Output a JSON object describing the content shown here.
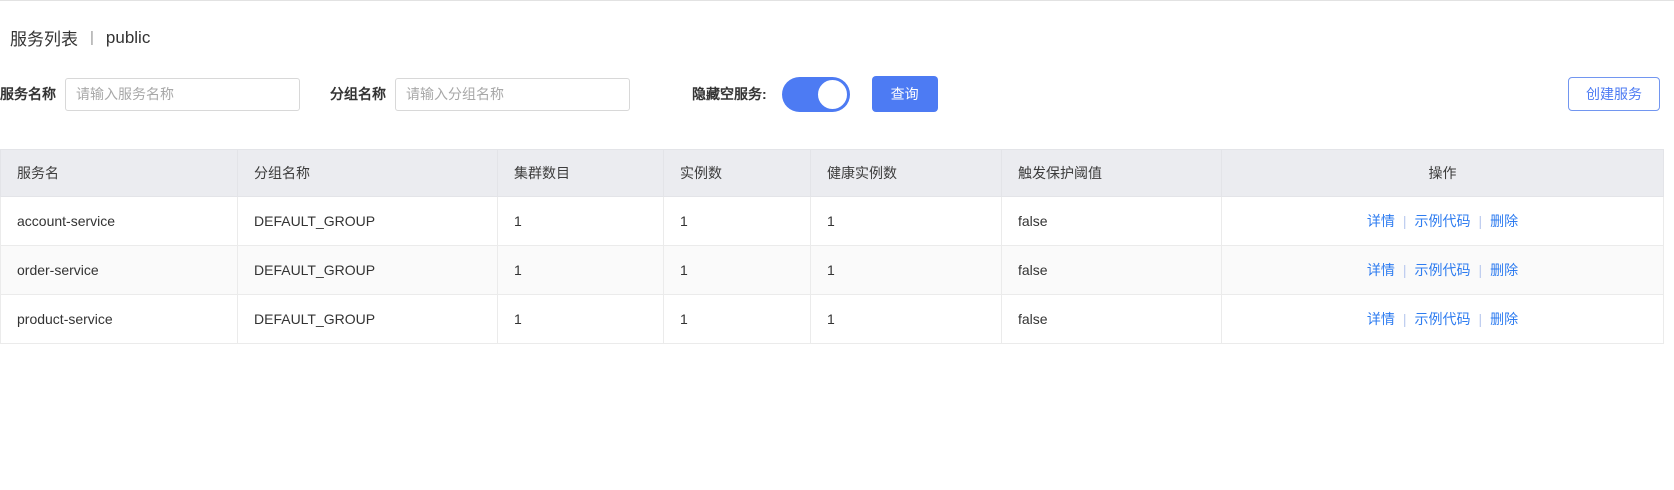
{
  "page": {
    "title": "服务列表",
    "title_separator": "|",
    "namespace": "public"
  },
  "toolbar": {
    "service_name_label": "服务名称",
    "service_name_placeholder": "请输入服务名称",
    "service_name_value": "",
    "group_name_label": "分组名称",
    "group_name_placeholder": "请输入分组名称",
    "group_name_value": "",
    "hide_empty_label": "隐藏空服务:",
    "hide_empty_state": "on",
    "query_button": "查询",
    "create_button": "创建服务"
  },
  "colors": {
    "primary": "#4d7bf3",
    "link": "#2e7cf0",
    "table_header_bg": "#ebecf0"
  },
  "table": {
    "headers": [
      "服务名",
      "分组名称",
      "集群数目",
      "实例数",
      "健康实例数",
      "触发保护阈值",
      "操作"
    ],
    "rows": [
      {
        "service_name": "account-service",
        "group": "DEFAULT_GROUP",
        "clusters": "1",
        "instances": "1",
        "healthy": "1",
        "threshold": "false"
      },
      {
        "service_name": "order-service",
        "group": "DEFAULT_GROUP",
        "clusters": "1",
        "instances": "1",
        "healthy": "1",
        "threshold": "false"
      },
      {
        "service_name": "product-service",
        "group": "DEFAULT_GROUP",
        "clusters": "1",
        "instances": "1",
        "healthy": "1",
        "threshold": "false"
      }
    ],
    "actions": [
      "详情",
      "示例代码",
      "删除"
    ],
    "action_separator": "|"
  }
}
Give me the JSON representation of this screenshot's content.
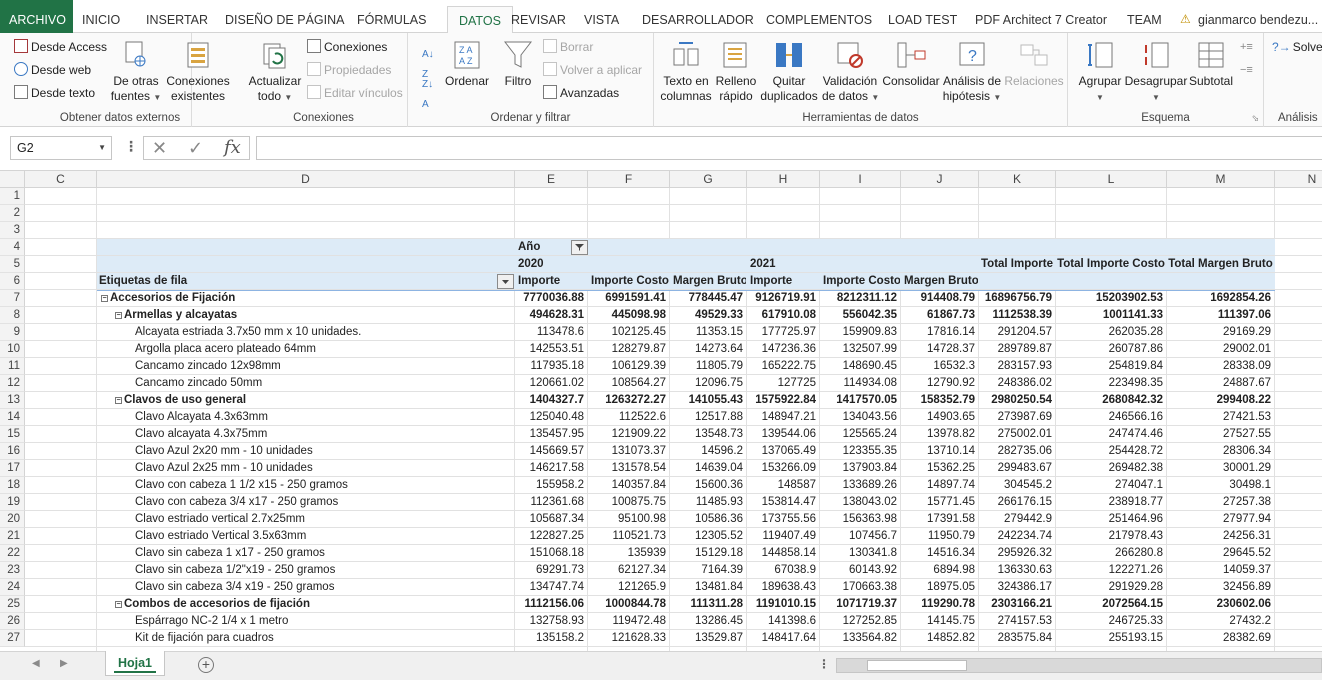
{
  "ribbon_tabs": [
    "ARCHIVO",
    "INICIO",
    "INSERTAR",
    "DISEÑO DE PÁGINA",
    "FÓRMULAS",
    "DATOS",
    "REVISAR",
    "VISTA",
    "DESARROLLADOR",
    "COMPLEMENTOS",
    "LOAD TEST",
    "PDF Architect 7 Creator",
    "TEAM"
  ],
  "active_tab": "DATOS",
  "account": "gianmarco bendezu...",
  "groups": {
    "external": {
      "label": "Obtener datos externos",
      "from_access": "Desde Access",
      "from_web": "Desde web",
      "from_text": "Desde texto",
      "other_sources": "De otras fuentes",
      "existing_connections": "Conexiones existentes"
    },
    "connections": {
      "label": "Conexiones",
      "refresh_all": "Actualizar todo",
      "connections": "Conexiones",
      "properties": "Propiedades",
      "edit_links": "Editar vínculos"
    },
    "sort_filter": {
      "label": "Ordenar y filtrar",
      "sort": "Ordenar",
      "filter": "Filtro",
      "clear": "Borrar",
      "reapply": "Volver a aplicar",
      "advanced": "Avanzadas"
    },
    "data_tools": {
      "label": "Herramientas de datos",
      "text_to_columns": "Texto en columnas",
      "flash_fill": "Relleno rápido",
      "remove_duplicates": "Quitar duplicados",
      "data_validation": "Validación de datos",
      "consolidate": "Consolidar",
      "what_if": "Análisis de hipótesis",
      "relationships": "Relaciones"
    },
    "outline": {
      "label": "Esquema",
      "group": "Agrupar",
      "ungroup": "Desagrupar",
      "subtotal": "Subtotal"
    },
    "analysis": {
      "label": "Análisis",
      "solver": "Solver"
    }
  },
  "name_box": "G2",
  "formula_content": "",
  "columns": [
    "C",
    "D",
    "E",
    "F",
    "G",
    "H",
    "I",
    "J",
    "K",
    "L",
    "M",
    "N"
  ],
  "pivot": {
    "year_label": "Año",
    "year_2020": "2020",
    "year_2021": "2021",
    "row_labels": "Etiquetas de fila",
    "headers": [
      "Importe",
      "Importe Costo",
      "Margen Bruto",
      "Importe",
      "Importe Costo",
      "Margen Bruto",
      "Total Importe",
      "Total Importe Costo",
      "Total Margen Bruto"
    ],
    "rows": [
      {
        "r": "7",
        "level": 0,
        "toggle": true,
        "label": "Accesorios de Fijación",
        "vals": [
          "7770036.88",
          "6991591.41",
          "778445.47",
          "9126719.91",
          "8212311.12",
          "914408.79",
          "16896756.79",
          "15203902.53",
          "1692854.26"
        ]
      },
      {
        "r": "8",
        "level": 1,
        "toggle": true,
        "label": "Armellas y alcayatas",
        "vals": [
          "494628.31",
          "445098.98",
          "49529.33",
          "617910.08",
          "556042.35",
          "61867.73",
          "1112538.39",
          "1001141.33",
          "111397.06"
        ]
      },
      {
        "r": "9",
        "level": 2,
        "toggle": false,
        "label": "Alcayata estriada 3.7x50 mm x 10 unidades.",
        "vals": [
          "113478.6",
          "102125.45",
          "11353.15",
          "177725.97",
          "159909.83",
          "17816.14",
          "291204.57",
          "262035.28",
          "29169.29"
        ]
      },
      {
        "r": "10",
        "level": 2,
        "toggle": false,
        "label": "Argolla placa acero plateado 64mm",
        "vals": [
          "142553.51",
          "128279.87",
          "14273.64",
          "147236.36",
          "132507.99",
          "14728.37",
          "289789.87",
          "260787.86",
          "29002.01"
        ]
      },
      {
        "r": "11",
        "level": 2,
        "toggle": false,
        "label": "Cancamo zincado 12x98mm",
        "vals": [
          "117935.18",
          "106129.39",
          "11805.79",
          "165222.75",
          "148690.45",
          "16532.3",
          "283157.93",
          "254819.84",
          "28338.09"
        ]
      },
      {
        "r": "12",
        "level": 2,
        "toggle": false,
        "label": "Cancamo zincado 50mm",
        "vals": [
          "120661.02",
          "108564.27",
          "12096.75",
          "127725",
          "114934.08",
          "12790.92",
          "248386.02",
          "223498.35",
          "24887.67"
        ]
      },
      {
        "r": "13",
        "level": 1,
        "toggle": true,
        "label": "Clavos de uso general",
        "vals": [
          "1404327.7",
          "1263272.27",
          "141055.43",
          "1575922.84",
          "1417570.05",
          "158352.79",
          "2980250.54",
          "2680842.32",
          "299408.22"
        ]
      },
      {
        "r": "14",
        "level": 2,
        "toggle": false,
        "label": "Clavo Alcayata 4.3x63mm",
        "vals": [
          "125040.48",
          "112522.6",
          "12517.88",
          "148947.21",
          "134043.56",
          "14903.65",
          "273987.69",
          "246566.16",
          "27421.53"
        ]
      },
      {
        "r": "15",
        "level": 2,
        "toggle": false,
        "label": "Clavo alcayata 4.3x75mm",
        "vals": [
          "135457.95",
          "121909.22",
          "13548.73",
          "139544.06",
          "125565.24",
          "13978.82",
          "275002.01",
          "247474.46",
          "27527.55"
        ]
      },
      {
        "r": "16",
        "level": 2,
        "toggle": false,
        "label": "Clavo Azul 2x20 mm - 10 unidades",
        "vals": [
          "145669.57",
          "131073.37",
          "14596.2",
          "137065.49",
          "123355.35",
          "13710.14",
          "282735.06",
          "254428.72",
          "28306.34"
        ]
      },
      {
        "r": "17",
        "level": 2,
        "toggle": false,
        "label": "Clavo Azul 2x25 mm - 10 unidades",
        "vals": [
          "146217.58",
          "131578.54",
          "14639.04",
          "153266.09",
          "137903.84",
          "15362.25",
          "299483.67",
          "269482.38",
          "30001.29"
        ]
      },
      {
        "r": "18",
        "level": 2,
        "toggle": false,
        "label": "Clavo con cabeza 1 1/2 x15 - 250 gramos",
        "vals": [
          "155958.2",
          "140357.84",
          "15600.36",
          "148587",
          "133689.26",
          "14897.74",
          "304545.2",
          "274047.1",
          "30498.1"
        ]
      },
      {
        "r": "19",
        "level": 2,
        "toggle": false,
        "label": "Clavo con cabeza 3/4 x17 - 250 gramos",
        "vals": [
          "112361.68",
          "100875.75",
          "11485.93",
          "153814.47",
          "138043.02",
          "15771.45",
          "266176.15",
          "238918.77",
          "27257.38"
        ]
      },
      {
        "r": "20",
        "level": 2,
        "toggle": false,
        "label": "Clavo estriado vertical 2.7x25mm",
        "vals": [
          "105687.34",
          "95100.98",
          "10586.36",
          "173755.56",
          "156363.98",
          "17391.58",
          "279442.9",
          "251464.96",
          "27977.94"
        ]
      },
      {
        "r": "21",
        "level": 2,
        "toggle": false,
        "label": "Clavo estriado Vertical 3.5x63mm",
        "vals": [
          "122827.25",
          "110521.73",
          "12305.52",
          "119407.49",
          "107456.7",
          "11950.79",
          "242234.74",
          "217978.43",
          "24256.31"
        ]
      },
      {
        "r": "22",
        "level": 2,
        "toggle": false,
        "label": "Clavo sin cabeza 1 x17 - 250 gramos",
        "vals": [
          "151068.18",
          "135939",
          "15129.18",
          "144858.14",
          "130341.8",
          "14516.34",
          "295926.32",
          "266280.8",
          "29645.52"
        ]
      },
      {
        "r": "23",
        "level": 2,
        "toggle": false,
        "label": "Clavo sin cabeza 1/2\"x19 - 250 gramos",
        "vals": [
          "69291.73",
          "62127.34",
          "7164.39",
          "67038.9",
          "60143.92",
          "6894.98",
          "136330.63",
          "122271.26",
          "14059.37"
        ]
      },
      {
        "r": "24",
        "level": 2,
        "toggle": false,
        "label": "Clavo sin cabeza 3/4 x19 - 250 gramos",
        "vals": [
          "134747.74",
          "121265.9",
          "13481.84",
          "189638.43",
          "170663.38",
          "18975.05",
          "324386.17",
          "291929.28",
          "32456.89"
        ]
      },
      {
        "r": "25",
        "level": 1,
        "toggle": true,
        "label": "Combos de accesorios de fijación",
        "vals": [
          "1112156.06",
          "1000844.78",
          "111311.28",
          "1191010.15",
          "1071719.37",
          "119290.78",
          "2303166.21",
          "2072564.15",
          "230602.06"
        ]
      },
      {
        "r": "26",
        "level": 2,
        "toggle": false,
        "label": "Espárrago NC-2 1/4 x 1 metro",
        "vals": [
          "132758.93",
          "119472.48",
          "13286.45",
          "141398.6",
          "127252.85",
          "14145.75",
          "274157.53",
          "246725.33",
          "27432.2"
        ]
      },
      {
        "r": "27",
        "level": 2,
        "toggle": false,
        "label": "Kit de fijación para cuadros",
        "vals": [
          "135158.2",
          "121628.33",
          "13529.87",
          "148417.64",
          "133564.82",
          "14852.82",
          "283575.84",
          "255193.15",
          "28382.69"
        ]
      }
    ]
  },
  "sheet_tab": "Hoja1",
  "colors": {
    "excel_green": "#217346",
    "pivot_header": "#ddebf7",
    "pivot_line": "#8db4e2"
  }
}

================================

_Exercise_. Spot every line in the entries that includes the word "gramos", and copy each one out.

_Written response_.
        "label": "Clavo con cabeza 1 1/2 x15 - 250 gramos",
        "label": "Clavo con cabeza 3/4 x17 - 250 gramos",
        "label": "Clavo sin cabeza 1 x17 - 250 gramos",
        "label": "Clavo sin cabeza 1/2\"x19 - 250 gramos",
        "label": "Clavo sin cabeza 3/4 x19 - 250 gramos",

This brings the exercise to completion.